I pedal on and reach Sherwood Forest Plantation. At 301 feet, it’s the nation’s longest frame house and was once owned by President John Tyler, who added a sixty-eight-foot ballroom in 1845 so that his guests could dance the Virginia reel. Whether you stop or not, you can’t help but inhale the perfume of history as you cruise by.

gg0416_adventures_02The trail continues east through pine forests, sandy soil, and swamps that lead to a bridge over the Chickahominy River, up which Captain John Smith once sailed looking for a passage to the Pacific. Captured by Chief Powhatan’s warriors, Smith was famously saved by Powhatan’s daughter Matoaka, a.k.a. Pocahontas. 
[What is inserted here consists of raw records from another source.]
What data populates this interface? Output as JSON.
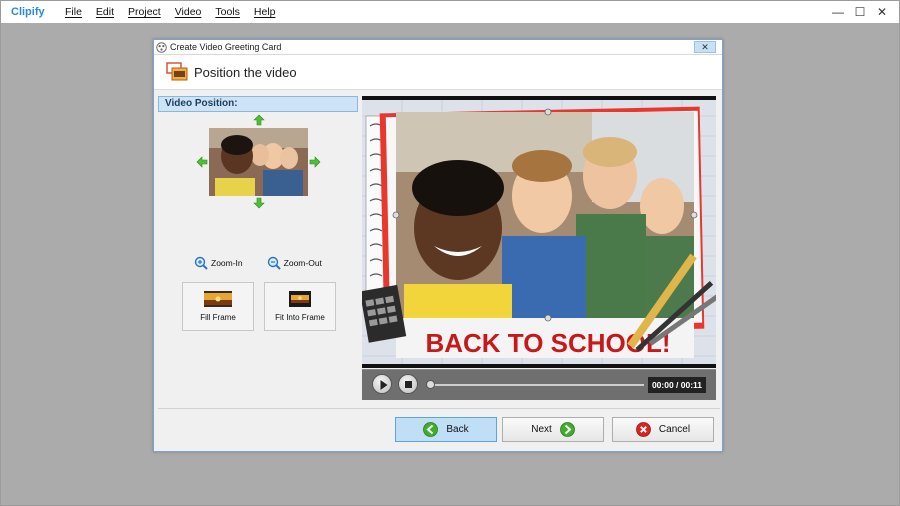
{
  "app": {
    "title": "Clipify",
    "menu": [
      "File",
      "Edit",
      "Project",
      "Video",
      "Tools",
      "Help"
    ],
    "window_controls": {
      "minimize": "—",
      "maximize": "☐",
      "close": "✕"
    }
  },
  "dialog": {
    "title": "Create Video Greeting Card",
    "close_glyph": "✕",
    "header": "Position the video",
    "panel_heading": "Video Position:",
    "zoom_in": "Zoom-In",
    "zoom_out": "Zoom-Out",
    "fill_frame": "Fill Frame",
    "fit_into_frame": "Fit Into Frame",
    "video": {
      "overlay_text": "BACK TO SCHOOL!",
      "timecode": "00:00 / 00:11",
      "progress": 0
    },
    "buttons": {
      "back": "Back",
      "next": "Next",
      "cancel": "Cancel"
    }
  },
  "colors": {
    "accent": "#2a8ad6",
    "back_button_bg": "#bfdff6",
    "green_icon": "#3fae2a",
    "cancel_icon": "#d9251d",
    "banner_red": "#c8191a"
  }
}
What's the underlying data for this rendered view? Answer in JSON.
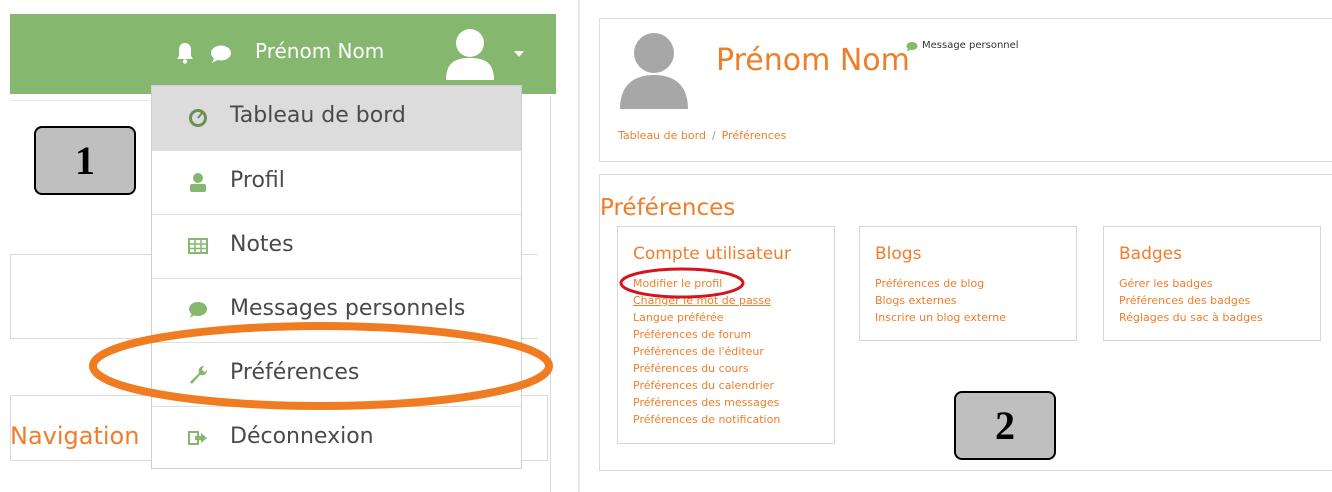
{
  "left": {
    "topbar": {
      "user_name": "Prénom Nom",
      "bg_color": "#86b76f",
      "icons": [
        "bell-icon",
        "chat-icon",
        "user-avatar-icon",
        "caret-down-icon"
      ]
    },
    "menu": {
      "items": [
        {
          "label": "Tableau de bord",
          "icon": "dashboard-icon"
        },
        {
          "label": "Profil",
          "icon": "user-icon"
        },
        {
          "label": "Notes",
          "icon": "grid-table-icon"
        },
        {
          "label": "Messages personnels",
          "icon": "chat-icon"
        },
        {
          "label": "Préférences",
          "icon": "wrench-icon"
        },
        {
          "label": "Déconnexion",
          "icon": "logout-icon"
        }
      ]
    },
    "navigation_label": "Navigation",
    "step_number": "1"
  },
  "right": {
    "header": {
      "full_name": "Prénom Nom",
      "message_label": "Message personnel",
      "breadcrumb": [
        "Tableau de bord",
        "Préférences"
      ]
    },
    "preferences": {
      "title": "Préférences",
      "sections": [
        {
          "title": "Compte utilisateur",
          "links": [
            "Modifier le profil",
            "Changer le mot de passe",
            "Langue préférée",
            "Préférences de forum",
            "Préférences de l'éditeur",
            "Préférences du cours",
            "Préférences du calendrier",
            "Préférences des messages",
            "Préférences de notification"
          ]
        },
        {
          "title": "Blogs",
          "links": [
            "Préférences de blog",
            "Blogs externes",
            "Inscrire un blog externe"
          ]
        },
        {
          "title": "Badges",
          "links": [
            "Gérer les badges",
            "Préférences des badges",
            "Réglages du sac à badges"
          ]
        }
      ]
    },
    "step_number": "2"
  },
  "colors": {
    "accent_orange": "#ef7d2a",
    "highlight_orange": "#f07c22",
    "highlight_red": "#d6141c",
    "step_box_gray": "#bfbfbf"
  }
}
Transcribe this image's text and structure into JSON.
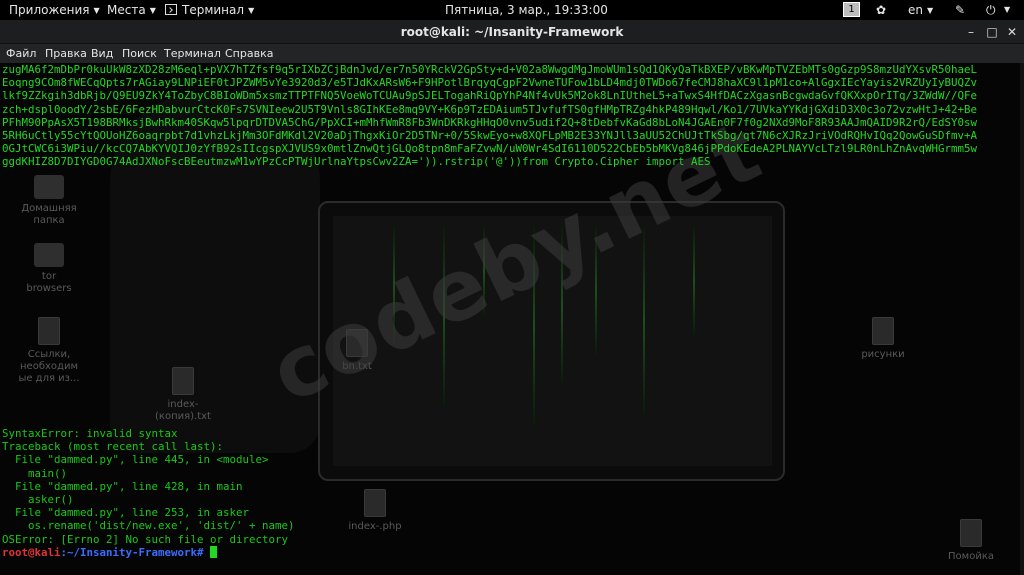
{
  "topbar": {
    "apps_label": "Приложения",
    "places_label": "Места",
    "terminal_label": "Терминал",
    "clock": "Пятница,  3 мар., 19:33:00",
    "workspace": "1",
    "lang": "en"
  },
  "window": {
    "title": "root@kali: ~/Insanity-Framework"
  },
  "menu": {
    "file": "Файл",
    "edit": "Правка",
    "view": "Вид",
    "search": "Поиск",
    "terminal": "Терминал",
    "help": "Справка"
  },
  "desktop": {
    "home": "Домашняя\nпапка",
    "tor": "tor\nbrowsers",
    "links": "Ссылки,\nнеобходим\nые для из...",
    "index_copy": "index-\n(копия).txt",
    "bn": "bn.txt",
    "index_php": "index-.php",
    "pictures": "рисунки",
    "trash": "Помойка"
  },
  "watermark": "codeby.net",
  "terminal": {
    "b64_lines": [
      "zugMA6f2mDbPr0kuUkW8zXD28zM6eql+pVX7hTZfsf9q5rIXbZCjBdnJvd/er7n50YRckV2GpSty+d+V02a8WwgdMgJmoWUm1sQd1QKyQaTkBXEP/vBKwMpTVZEbMTs0gGzp9S8mzUdYXsvR50haeL",
      "Eoqng9COm8fWECqQpts7rAGiay9LNPiEF0tJPZWM5vYe3920d3/e5TJdKxARsW6+F9HPotlBrqyqCgpF2VwneTUFow1bLD4mdj0TWDo67feCMJ8haXC9l1pM1co+AlGgxIEcYayis2VRZUyIyBUQZv",
      "lkf9ZZkgih3dbRjb/Q9EU9ZkY4ToZbyC8BIoWDm5xsmzTTPTFNQ5VoeWoTCUAu9pSJELTogahRiQpYhP4Nf4vUk5M2ok8LnIUtheL5+aTwxS4HfDACzXgasnBcgwdaGvfQKXxpOrITq/3ZWdW//QFe",
      "zch+dspl0oodY/2sbE/6FezHDabvurCtcK0Fs7SVNIeew2U5T9Vnls8GIhKEe8mq9VY+K6p9TzEDAium5TJvfufTS0gfHMpTRZg4hkP489Hqwl/Ko1/7UVkaYYKdjGXdiD3X0c3o72vzwHtJ+42+Be",
      "PFhM90PpAsX5T198BRMksjBwhRkm40SKqw5lpqrDTDVA5ChG/PpXCI+mMhfWmR8Fb3WnDKRkgHHqO0vnv5udif2Q+8tDebfvKaGd8bLoN4JGAEn0F7f0g2NXd9MoF8R93AAJmQAID9R2rQ/EdSY0sw",
      "5RH6uCtly55cYtQOUoHZ6oaqrpbt7d1vhzLkjMm3OFdMKdl2V20aDjThgxKiOr2D5TNr+0/5SkwEyo+w8XQFLpMB2E33YNJll3aUU52ChUJtTkSbg/qt7N6cXJRzJriVOdRQHvIQq2QowGuSDfmv+A",
      "0GJtCWC6i3WPiu//kcCQ7AbKYVQIJ0zYfB92sIIcgspXJVUS9x0mtlZnwQtjGLQo8tpn8mFaFZvwN/uW0Wr4SdI6110D522CbEb5bMKVg846jPPdoKEdeA2PLNAYVcLTzl9LR0nLhZnAvqWHGrmm5w",
      "ggdKHIZ8D7DIYGD0G74AdJXNoFscBEeutmzwM1wYPzCcPTWjUrlnaYtpsCwv2ZA=')).rstrip('@'))from Crypto.Cipher import AES"
    ],
    "error_lines": [
      "SyntaxError: invalid syntax",
      "Traceback (most recent call last):",
      "  File \"dammed.py\", line 445, in <module>",
      "    main()",
      "  File \"dammed.py\", line 428, in main",
      "    asker()",
      "  File \"dammed.py\", line 253, in asker",
      "    os.rename('dist/new.exe', 'dist/' + name)",
      "OSError: [Errno 2] No such file or directory"
    ],
    "prompt_user": "root@kali",
    "prompt_path": ":~/Insanity-Framework#"
  }
}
A final stretch before Jamestown passes through a field where Cornwallis and Lafayette once clashed. After four hours and forty minutes in the saddle, sixty-three miles under my belt, and umpteen historical markers read, or at least skimmed, I reach Wedmore Place, the twenty-eight-room European-style country hotel on the Williamsburg Winery’s three-hundred-acre estate. Waiting on ice is a bottle of the house brut sparkler—just the tonic after a full day on the trail. I’m looking forward to a restful night before my return trip to Richmond. But having expended (according to my bike computer) 3,244 calories, I refuel at the inn’s Café Provençal via scallops with sweet potato dumplings and lamb bacon, seared local rockfish, and the winery’s award-winning Adagio blend—a sweet reward for the day’s labor.